- Be aware of your joints. If your joints feel stiff and sore, especially when you wake up, see a dermatologist. Stiff or sore joints can be the first sign of psoriatic (sore-EE-at-ic) arthritis. About 10% to 30% of people who have psoriasis get this type of arthritis.
Treatment is essential. This type of arthritis can eat away the joints. Treatment can prevent deformed joints and disability.
- Notice your nails. If your nails begin to pull away from the nail bed or develop pitting, ridges, or a yellowish-orange color, see a dermatologist. These are signs of psoriatic arthritis.

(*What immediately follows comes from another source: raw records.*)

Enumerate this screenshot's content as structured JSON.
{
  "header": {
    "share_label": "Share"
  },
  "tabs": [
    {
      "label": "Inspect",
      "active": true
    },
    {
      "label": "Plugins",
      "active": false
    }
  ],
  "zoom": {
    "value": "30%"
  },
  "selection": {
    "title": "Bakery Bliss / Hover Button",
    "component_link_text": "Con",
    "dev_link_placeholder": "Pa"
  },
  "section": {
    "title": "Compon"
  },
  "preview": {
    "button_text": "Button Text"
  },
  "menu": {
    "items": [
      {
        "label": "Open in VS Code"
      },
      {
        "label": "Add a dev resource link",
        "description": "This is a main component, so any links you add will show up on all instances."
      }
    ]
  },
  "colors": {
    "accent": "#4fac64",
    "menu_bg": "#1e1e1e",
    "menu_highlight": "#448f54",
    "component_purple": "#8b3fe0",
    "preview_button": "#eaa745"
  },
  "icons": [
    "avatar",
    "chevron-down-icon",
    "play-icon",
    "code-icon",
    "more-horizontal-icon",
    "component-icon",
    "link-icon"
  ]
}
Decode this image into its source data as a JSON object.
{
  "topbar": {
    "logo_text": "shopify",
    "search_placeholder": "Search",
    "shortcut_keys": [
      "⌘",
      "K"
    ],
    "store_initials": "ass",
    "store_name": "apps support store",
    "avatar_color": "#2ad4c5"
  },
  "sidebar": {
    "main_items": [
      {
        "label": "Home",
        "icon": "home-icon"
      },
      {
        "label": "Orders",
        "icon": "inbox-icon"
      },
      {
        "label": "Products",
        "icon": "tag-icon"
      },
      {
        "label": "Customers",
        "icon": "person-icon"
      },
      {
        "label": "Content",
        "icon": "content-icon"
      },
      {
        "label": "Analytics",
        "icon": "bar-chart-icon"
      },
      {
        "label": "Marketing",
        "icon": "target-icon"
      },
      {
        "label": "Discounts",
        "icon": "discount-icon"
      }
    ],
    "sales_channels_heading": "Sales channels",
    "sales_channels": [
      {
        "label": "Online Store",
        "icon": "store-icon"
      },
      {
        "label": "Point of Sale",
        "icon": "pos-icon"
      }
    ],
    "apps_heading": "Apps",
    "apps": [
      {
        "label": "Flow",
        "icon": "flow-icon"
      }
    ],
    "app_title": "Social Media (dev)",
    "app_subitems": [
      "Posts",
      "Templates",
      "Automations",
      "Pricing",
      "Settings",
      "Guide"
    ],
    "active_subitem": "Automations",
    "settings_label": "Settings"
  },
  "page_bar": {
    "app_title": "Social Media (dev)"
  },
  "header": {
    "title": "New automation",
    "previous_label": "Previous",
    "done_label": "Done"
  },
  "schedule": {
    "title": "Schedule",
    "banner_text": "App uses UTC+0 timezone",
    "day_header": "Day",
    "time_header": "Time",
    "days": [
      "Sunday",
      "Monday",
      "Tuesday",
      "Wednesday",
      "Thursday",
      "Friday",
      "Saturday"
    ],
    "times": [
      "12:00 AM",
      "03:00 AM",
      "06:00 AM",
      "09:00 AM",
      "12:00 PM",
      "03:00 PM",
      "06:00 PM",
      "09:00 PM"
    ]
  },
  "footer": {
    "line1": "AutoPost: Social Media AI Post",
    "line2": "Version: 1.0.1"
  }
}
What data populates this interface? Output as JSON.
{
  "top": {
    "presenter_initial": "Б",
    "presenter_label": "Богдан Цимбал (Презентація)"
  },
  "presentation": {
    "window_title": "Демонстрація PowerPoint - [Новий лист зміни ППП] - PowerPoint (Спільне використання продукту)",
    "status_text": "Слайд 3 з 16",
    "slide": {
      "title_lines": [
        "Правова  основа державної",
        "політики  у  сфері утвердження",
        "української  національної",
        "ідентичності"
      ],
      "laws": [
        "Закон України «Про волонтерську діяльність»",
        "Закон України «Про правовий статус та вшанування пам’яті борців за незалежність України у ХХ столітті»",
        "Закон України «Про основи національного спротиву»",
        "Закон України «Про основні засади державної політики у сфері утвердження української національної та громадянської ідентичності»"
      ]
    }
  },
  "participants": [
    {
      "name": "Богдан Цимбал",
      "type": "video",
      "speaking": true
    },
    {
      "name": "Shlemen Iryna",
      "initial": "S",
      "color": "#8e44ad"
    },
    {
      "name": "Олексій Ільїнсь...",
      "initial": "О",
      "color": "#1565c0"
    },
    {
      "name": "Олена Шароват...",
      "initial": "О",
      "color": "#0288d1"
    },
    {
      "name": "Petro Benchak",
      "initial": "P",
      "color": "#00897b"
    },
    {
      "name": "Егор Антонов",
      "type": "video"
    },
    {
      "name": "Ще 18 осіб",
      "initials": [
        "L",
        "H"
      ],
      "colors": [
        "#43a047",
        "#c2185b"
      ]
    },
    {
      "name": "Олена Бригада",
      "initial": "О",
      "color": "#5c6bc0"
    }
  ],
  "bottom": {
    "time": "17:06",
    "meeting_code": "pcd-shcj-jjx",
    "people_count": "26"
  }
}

- Pay attention to your mood. If you feel depressed, you may want to join a psoriasis support group or see a mental health professional. Depression, anxiety, and suicidal behavior are more common in people who have psoriasis. Getting help is not a sign of weakness.
- Learn about treatment for psoriasis. Some people choose not to treat psoriasis, but it is important to know your options. This will help you make an informed decision and feel in control.
- Tell your dermatologist if you cannot afford the medicine. You may be eligible for financial assistance. To learn more about this assistance, visit Financial Assistance Available for Psoriasis Medication.
- Talk with your dermatologist before you stop taking medicine for psoriasis. Immediately stopping a medicine for psoriasis can have serious consequences. It can cause one type of psoriasis to turn into another, more serious type of psoriasis. Let’s say a person who has plaque psoriasis takes a medicine called methotrexate. If the person just stops taking methotrexate, this can cause the plaque psoriasis to turn into guttate psoriasis or erythrodermic psoriasis. This can be very serious.
- National Psoriasis Foundation
A fingertip unit equals the amount of medicine that you can spread on your fingertip, as shown in the photo below.
Do you use a psoriasis medicine to treat your skin? If so, the instructions likely tell you how many milligrams of medicine to apply. This can make it difficult to know how much to use.
To help patients figure out how much medicine to apply, dermatologists developed an easy-to-use approach called the “fingertip unit.” All you need to use this approach is your medicine and a clean fingertip. A fingertip unit equals the amount of medicine that you can spread on your fingertip, as shown in the photo below.
Each part of the body requires a specific number of fingertip units. For example, if you have psoriasis on most of your scalp, you need to apply three fingertip units of medicine to your scalp. If psoriasis covers most of your elbow, you’d apply one fingertip unit.
The next time you need to apply psoriasis medicine to your skin, be sure to look at the following table. It shows you how many fingertip units to apply to each part of the body where you have psoriasis.
|Area to be treated||No. of fingertip units|
|Face and neck||2.5|
|One hand (front and back) including fingers||1|
|One entire arm including entire hand||4|
|Elbow (psoriasis covers most of elbow)||1|
|One foot (top and bottom) including toes||1.5|
|One entire leg including entire foot||8|
|Knees (psoriasis covers most of knee)||1|
|Trunk (from bottom of neck to hipbones)||8|
Different parts of the body require a different number of fingertip units.
Chart reproduced from the Psoriasis Guidelines of Care developed by the American Academy of Dermatology. (Menter A, Korman NJ, et al. “Guidelines of care for the management of psoriasis and psoriatic arthritis.” J Am Acad Dermatol 2009;60:643-59.)
Menter A, Korman NJ, et al. “Guidelines of care for the management of psoriasis and psoriatic arthritis.” J Am Acad Dermatol 2009;60:643-59.